In order to form sections 16 within the display rack 10, divider 13 can be placed vertically within the chamber of the display rack.  Divider 13 has a joint 26 so that the divider may be folded along the line of the joint 26 to place the two
sides of the divider in face-to-face relationship.  Slits 35 are cut radially in the divider 13 in a face-to-face relationship approximately half the depth of the divider.  Ears 27 are at each end of the divider and the ears are folded along the line of
hinge 21 to a point where the plane of the ears 27 is perpendicular to the plane of the divider 13.  The ears 27 fit through the slit 35 formed in the inside section 24 of the top 17 and bottom 18 of the foundation 11 to hold the divider in place when
the outside section 24 is folded about the joint 26 into a face-to-face relationship with the outside section 23.  The slits 35 in the divider mate with the slits 35 that are formed in the shelves 20 to hold the shelves and the divider in a stable, fixed
relationship.  The divider 13 also has snap holes 39 which are provided to receive snaps 40.  Snaps 40 pass through the snap holes 39 in the clear strip 14 and the snap hole 39 in the divider to hold the clear strip in a fixed relationship to the
divider.

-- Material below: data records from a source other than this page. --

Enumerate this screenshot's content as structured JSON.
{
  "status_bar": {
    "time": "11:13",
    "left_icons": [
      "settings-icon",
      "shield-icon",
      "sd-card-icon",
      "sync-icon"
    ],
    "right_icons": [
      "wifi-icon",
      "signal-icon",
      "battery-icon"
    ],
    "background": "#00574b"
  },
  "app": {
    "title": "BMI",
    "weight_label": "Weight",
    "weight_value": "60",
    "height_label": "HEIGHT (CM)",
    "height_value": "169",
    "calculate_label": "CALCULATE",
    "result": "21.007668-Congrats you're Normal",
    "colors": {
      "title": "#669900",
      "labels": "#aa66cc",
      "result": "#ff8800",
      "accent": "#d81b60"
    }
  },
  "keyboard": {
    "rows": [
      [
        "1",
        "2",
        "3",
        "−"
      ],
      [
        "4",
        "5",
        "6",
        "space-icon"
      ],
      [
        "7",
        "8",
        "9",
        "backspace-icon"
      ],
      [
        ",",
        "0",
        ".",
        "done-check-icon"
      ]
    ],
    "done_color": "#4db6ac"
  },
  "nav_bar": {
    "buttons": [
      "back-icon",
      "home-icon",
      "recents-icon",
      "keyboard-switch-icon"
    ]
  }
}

Referring now to FIG. 5, the clear strip 14 is shown.  The clear strip 14 has a leaf 41 which folds along the line created by the hinge 21 so that when assembled, the clear strip has a leaf 41 that overlies the seat 38 of the shelf 20.  A slit 35
is cut in the leaf 41 to fit around the divider 13 and hold the clear strip in a fixed relationship to the divider.  The leaf 41 has key holes 30 which are placed to mate with the key holes 30 in the shelves 20 and are designed to receive the keys 31
formed in the bottom of the wings 45.


Once the leaf wing 41 is folded along the line created by the hinge 21, the plane of the leaf wing 41 is perpendicular to the plane of the clear strip 14; thus, the clear strip 14 passes along the front of the compartments 15 forming a plastic
clear strip guardrail on the front of the display rack to keep the materials being displayed in the compartments from falling from the rack.


The clear strip 14 has arms 42 at each end thereof which fold perpendicular to the clear strip 14 along the line of the hinge 21' so that the arm 42 goes around the outside of the sides 19 and 19'.  The fingers 43 at the end of the arms 42 tuck
into glove slots 44 cut into each side of the foundation 11 at cut 47.  The glove slots 44 will normally be the approximate width of the neck 48 created by cutting the edges of the clear strips where the fingers connect to the arms.  This arrangement
allows the fingers 43 to fit within the cut 47 but the shoulders formed by the difference between the width of the neck 48 and the width of the fingers 43 secures the clear strip 14 to the display rack 10.


After the clear strips 14 have been assembled onto the display rack, snaps 40 (FIG. 1) are pushed through the openings 39 in the clear strips 14 and the divider 13 to securely snap the clear strip to the display rack and hold it in a fixed
relationship thereto.


The final step of assembly of the display rack is to reach into the holes 32 cut within the core 12 and pull the wings out from the core to a point where the plane of the wings 45 extend perpendicular to the plane of the core 12, the wings
bending along the pivot hinge 46 to create multiple compartments 15 within sections 16 of the display rack.  The keys 31 at the bottom of the wings 45 fit within the key holes 30 formed in the shelves 20 to secure and the wings into place and fix them in
a relationship to the remaining structure.


Although there have been described particular embodiments of the present invention of a new and useful display rack, it is not intended that such references be construed as limitations upon the scope of this invention except as set forth in the
following claims.


* * * * *























								
To top